It’s almost that time again when I teach Thoreau’s Walden. For me, it’s become a perennial favorite, and as we all grow more and more connected to our phones and other digital devices, reading some Henry David Thoreau may serve as an antidote. At least that’s what I hope for my students. I suffer no illusions, however, for at best, it’s barely a scratch in the surface of their worlds.
Nevertheless, Thoreau comforts me. At its heart, Walden is about recognizing the superficial lives we all too often accept. Yet it’s easy to misinterpret his words about living “deliberately” in the woods, as my students often do, as a call to live life to the fullest. I try to set them straight. Thoreau didn’t want us to gorge ourselves on experience, to drink in everything without measure, but rather to slow down, to simplify, and to live a deeper life.
Walden is filled with metaphors for this deeper life, and every year I find more. One of these has both challenged and plagued me so much that I’d like to spend a few minutes discussing it. Many readers will probably recognize the familiar line. “Time is but a stream I go a-fishing in.” It’s just perfect—ready to be ripped from the page and plastered on a shirt or a hat. My father-in-law, in fact, has a decorative metal sign with those words neatly set against the backdrop of a man fishing in a stream.

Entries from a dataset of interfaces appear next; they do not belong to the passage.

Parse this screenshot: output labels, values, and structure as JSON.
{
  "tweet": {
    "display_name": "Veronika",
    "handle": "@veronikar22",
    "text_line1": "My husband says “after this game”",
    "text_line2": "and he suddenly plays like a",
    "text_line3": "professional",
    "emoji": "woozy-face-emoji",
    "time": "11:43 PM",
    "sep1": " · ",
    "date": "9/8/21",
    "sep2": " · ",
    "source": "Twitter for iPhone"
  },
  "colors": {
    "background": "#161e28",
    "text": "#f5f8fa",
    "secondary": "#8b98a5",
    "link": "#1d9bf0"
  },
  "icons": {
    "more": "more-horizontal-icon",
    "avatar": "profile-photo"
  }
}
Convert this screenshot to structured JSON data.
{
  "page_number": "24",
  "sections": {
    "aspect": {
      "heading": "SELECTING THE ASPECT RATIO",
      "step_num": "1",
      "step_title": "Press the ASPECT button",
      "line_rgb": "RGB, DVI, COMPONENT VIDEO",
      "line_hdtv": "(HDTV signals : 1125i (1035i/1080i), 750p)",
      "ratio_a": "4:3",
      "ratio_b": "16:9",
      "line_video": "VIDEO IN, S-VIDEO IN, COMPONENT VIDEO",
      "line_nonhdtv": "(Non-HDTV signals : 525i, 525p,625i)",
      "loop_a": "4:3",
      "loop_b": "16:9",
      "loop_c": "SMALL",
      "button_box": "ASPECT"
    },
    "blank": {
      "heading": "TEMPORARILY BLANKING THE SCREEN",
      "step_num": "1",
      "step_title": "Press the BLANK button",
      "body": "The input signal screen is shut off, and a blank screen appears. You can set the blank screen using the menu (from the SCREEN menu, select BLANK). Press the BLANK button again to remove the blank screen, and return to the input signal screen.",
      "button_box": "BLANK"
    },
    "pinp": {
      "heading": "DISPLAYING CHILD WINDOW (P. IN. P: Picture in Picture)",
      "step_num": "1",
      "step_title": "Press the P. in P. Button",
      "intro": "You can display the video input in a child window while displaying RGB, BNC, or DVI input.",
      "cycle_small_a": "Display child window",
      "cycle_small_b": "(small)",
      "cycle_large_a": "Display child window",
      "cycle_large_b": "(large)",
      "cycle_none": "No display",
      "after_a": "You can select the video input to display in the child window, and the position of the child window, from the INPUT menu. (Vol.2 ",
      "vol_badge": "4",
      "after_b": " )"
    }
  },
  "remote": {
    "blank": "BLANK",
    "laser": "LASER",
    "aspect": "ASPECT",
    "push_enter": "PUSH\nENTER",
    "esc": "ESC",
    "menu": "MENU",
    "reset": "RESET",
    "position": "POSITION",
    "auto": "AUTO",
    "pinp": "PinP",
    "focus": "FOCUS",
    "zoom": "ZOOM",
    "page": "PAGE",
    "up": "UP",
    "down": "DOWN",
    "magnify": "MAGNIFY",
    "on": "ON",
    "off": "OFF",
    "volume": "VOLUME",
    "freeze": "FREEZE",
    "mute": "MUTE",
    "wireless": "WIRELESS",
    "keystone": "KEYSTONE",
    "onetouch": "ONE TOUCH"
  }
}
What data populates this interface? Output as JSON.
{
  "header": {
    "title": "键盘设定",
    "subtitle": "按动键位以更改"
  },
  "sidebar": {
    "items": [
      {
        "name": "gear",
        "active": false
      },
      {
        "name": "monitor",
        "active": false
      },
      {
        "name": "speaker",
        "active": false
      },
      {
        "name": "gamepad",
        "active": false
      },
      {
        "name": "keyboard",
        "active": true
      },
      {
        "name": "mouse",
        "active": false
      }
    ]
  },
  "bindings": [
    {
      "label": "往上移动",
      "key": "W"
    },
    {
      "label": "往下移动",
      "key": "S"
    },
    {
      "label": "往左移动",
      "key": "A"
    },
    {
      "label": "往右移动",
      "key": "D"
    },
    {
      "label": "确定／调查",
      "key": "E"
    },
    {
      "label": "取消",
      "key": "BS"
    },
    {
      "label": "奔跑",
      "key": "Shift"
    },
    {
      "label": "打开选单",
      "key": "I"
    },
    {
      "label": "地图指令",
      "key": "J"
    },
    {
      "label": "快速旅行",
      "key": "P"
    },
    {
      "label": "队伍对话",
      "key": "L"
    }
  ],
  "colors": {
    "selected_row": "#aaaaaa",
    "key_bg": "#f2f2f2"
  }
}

But here’s the rub, for as I understand it, Thoreau draws this metaphor to describe our shallow and superficial lives. I admit—I was taken in by the turn of phrase, too, and it took me a long time, years really, to understand that what comes after that line is ever more important. He actually writes, “Time is but a stream I go a fishing-in. I drink at it; but while I drink I see the sandy bottom and detect how shallow it is. Its thin current slides away, but eternity remains. I would drink deeper; fish in the sky, whose bottom is pebbly with stars. I cannot count one.” There’s still more to that paragraph, but this should suffice my purpose here.
With greater context, the true meaning of these words takes shape. The first sentence is really just a prelude, and a contrasting metaphor, for the imagery of the second half, which contains the point of his message. Indeed, Thoreau proposes something more from life than just a stream. He uses the familiar metaphor of time passing like a river but changes the direction. He turns it vertical, reflecting upon the shallow nature of the water before him. The march of time seems weak, too, as Thoreau reduces the river to merely a “stream” and a “thin current” for the fisherman.
“I would drink deeper,” Thoreau says. And that’s the important part.
Thoreau wanted a deeper understanding of life. He wanted to strip away superfluity to better explore what lies at the core of our experience. He wants to “fish in the sky,” because in contrast to the stream, there is no bottom, but rather an infinite deepness. And for him that’s exciting. The stars in the sky are so far away, so very deep, that they become foreign and unaccountable. The deepness actually confounds him, which as I have said, Thoreau finds thrilling.
And in the end, it’s all quite beautiful. It gets the job done, so to speak, but only when the reader realizes the first line is only scratching the surface of the message. I think it’s interesting, too, that the structure of the passage even mimics Thoreau’s theme. That sentence that starts the paragraph with a familiar metaphor seems to suggest the way we lead our lives, looking for meaning at the top of our paragraphs rather than taking time to read through the whole thing. We skim along the surface, taking the easy way, avoiding complexity, because it takes time and patience to understand the world. Once in a while, we get lucky. We catch the meaning, but most of time we need to fish deeper.
Thanks to Bill Kern from the Countryside Conservancy for providing the picture of Meshoppen Creek in Susquehanna County, Pennsylvania.